Top of Source data

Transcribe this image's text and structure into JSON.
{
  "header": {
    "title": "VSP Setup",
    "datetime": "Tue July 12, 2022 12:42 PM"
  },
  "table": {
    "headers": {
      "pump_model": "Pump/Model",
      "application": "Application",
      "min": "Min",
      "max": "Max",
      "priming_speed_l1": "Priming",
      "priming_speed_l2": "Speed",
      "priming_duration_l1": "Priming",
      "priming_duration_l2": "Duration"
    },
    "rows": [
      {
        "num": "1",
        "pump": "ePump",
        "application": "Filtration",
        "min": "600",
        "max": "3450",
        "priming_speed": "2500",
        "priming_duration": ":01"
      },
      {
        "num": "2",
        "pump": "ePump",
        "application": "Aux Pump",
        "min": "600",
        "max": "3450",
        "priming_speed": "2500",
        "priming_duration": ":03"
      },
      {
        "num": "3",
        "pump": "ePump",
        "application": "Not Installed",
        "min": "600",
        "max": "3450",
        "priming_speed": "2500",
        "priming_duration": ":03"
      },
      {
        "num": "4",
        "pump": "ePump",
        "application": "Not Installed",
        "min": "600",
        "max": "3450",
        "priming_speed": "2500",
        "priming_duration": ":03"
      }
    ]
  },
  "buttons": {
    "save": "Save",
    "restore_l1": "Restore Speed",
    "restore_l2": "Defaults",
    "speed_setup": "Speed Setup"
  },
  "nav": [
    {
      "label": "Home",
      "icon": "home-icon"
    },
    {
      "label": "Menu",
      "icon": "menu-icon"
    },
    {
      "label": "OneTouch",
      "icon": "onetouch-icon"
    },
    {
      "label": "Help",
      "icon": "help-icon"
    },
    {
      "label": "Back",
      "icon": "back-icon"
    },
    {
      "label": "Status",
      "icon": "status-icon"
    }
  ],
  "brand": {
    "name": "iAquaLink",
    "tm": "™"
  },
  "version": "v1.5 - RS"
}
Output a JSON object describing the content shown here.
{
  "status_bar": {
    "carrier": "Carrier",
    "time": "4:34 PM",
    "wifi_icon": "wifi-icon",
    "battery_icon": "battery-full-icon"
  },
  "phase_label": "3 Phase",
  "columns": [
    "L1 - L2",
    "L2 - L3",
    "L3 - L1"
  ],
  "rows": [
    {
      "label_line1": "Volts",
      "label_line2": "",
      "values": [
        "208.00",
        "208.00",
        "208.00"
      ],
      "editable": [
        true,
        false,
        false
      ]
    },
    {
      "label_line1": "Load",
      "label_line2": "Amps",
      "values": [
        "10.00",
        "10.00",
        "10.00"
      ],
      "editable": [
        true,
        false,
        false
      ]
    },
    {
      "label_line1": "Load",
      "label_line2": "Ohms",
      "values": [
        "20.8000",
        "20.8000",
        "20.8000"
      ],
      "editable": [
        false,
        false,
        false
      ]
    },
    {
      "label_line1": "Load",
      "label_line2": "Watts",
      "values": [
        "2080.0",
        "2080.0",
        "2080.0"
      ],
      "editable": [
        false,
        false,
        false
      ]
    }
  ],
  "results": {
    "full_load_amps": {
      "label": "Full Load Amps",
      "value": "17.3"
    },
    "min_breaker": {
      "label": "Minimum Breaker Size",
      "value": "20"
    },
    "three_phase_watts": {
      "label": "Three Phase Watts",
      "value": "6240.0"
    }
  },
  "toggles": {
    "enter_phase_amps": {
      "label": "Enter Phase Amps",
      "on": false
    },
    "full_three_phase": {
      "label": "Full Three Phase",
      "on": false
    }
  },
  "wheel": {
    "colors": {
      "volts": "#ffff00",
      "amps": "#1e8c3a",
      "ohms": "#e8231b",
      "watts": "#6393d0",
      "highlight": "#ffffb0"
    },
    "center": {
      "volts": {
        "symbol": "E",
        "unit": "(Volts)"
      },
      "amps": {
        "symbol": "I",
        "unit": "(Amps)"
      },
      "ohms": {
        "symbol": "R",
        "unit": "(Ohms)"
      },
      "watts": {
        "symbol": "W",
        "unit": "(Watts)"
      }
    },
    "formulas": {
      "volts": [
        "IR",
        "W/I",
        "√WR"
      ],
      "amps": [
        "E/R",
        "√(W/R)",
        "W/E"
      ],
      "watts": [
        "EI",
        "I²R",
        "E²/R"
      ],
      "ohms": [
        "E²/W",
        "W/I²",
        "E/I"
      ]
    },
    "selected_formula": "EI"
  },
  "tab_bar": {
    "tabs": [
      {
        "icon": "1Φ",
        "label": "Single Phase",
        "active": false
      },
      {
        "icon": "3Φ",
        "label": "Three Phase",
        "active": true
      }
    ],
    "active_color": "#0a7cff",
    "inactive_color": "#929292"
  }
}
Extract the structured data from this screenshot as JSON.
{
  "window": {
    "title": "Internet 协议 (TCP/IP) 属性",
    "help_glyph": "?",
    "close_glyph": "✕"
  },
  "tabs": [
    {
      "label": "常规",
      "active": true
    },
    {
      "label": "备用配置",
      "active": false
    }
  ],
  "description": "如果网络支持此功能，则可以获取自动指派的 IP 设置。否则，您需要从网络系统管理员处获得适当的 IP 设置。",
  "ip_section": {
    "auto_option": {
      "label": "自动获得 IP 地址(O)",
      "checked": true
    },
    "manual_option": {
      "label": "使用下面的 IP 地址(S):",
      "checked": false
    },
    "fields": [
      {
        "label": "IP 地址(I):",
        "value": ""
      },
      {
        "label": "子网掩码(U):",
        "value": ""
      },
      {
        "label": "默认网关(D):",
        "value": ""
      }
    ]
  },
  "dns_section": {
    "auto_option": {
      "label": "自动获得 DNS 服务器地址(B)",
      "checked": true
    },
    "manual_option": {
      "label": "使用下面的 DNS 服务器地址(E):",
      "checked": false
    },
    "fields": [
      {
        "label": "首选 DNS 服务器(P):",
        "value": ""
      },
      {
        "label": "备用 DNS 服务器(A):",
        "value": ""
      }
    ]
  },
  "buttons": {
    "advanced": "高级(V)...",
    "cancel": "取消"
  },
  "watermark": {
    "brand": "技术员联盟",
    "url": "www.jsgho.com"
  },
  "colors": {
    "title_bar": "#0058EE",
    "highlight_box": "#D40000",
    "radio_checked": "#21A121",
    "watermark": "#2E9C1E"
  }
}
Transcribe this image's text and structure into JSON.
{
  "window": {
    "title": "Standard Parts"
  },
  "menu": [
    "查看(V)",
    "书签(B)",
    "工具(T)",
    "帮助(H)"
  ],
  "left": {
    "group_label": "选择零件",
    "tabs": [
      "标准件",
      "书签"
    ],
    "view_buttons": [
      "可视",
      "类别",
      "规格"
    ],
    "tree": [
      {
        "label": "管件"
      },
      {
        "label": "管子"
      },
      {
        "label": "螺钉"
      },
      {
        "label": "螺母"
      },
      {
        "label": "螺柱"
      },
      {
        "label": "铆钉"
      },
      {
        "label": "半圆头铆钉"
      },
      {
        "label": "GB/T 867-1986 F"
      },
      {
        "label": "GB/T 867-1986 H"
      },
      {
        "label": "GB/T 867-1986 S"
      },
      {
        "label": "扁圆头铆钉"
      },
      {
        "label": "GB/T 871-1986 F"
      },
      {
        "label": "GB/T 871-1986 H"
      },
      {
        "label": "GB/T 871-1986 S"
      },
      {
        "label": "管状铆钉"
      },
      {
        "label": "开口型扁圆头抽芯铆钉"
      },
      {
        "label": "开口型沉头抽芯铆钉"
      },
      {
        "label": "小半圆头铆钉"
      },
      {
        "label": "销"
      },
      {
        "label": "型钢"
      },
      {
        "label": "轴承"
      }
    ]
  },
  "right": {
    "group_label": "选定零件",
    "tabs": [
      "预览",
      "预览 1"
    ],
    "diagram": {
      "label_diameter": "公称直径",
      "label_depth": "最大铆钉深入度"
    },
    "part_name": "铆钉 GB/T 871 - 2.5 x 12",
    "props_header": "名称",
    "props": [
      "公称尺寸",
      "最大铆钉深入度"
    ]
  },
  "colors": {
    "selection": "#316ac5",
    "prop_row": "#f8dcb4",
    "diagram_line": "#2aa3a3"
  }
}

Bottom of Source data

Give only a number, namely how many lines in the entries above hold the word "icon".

• _Response to the exercise_
10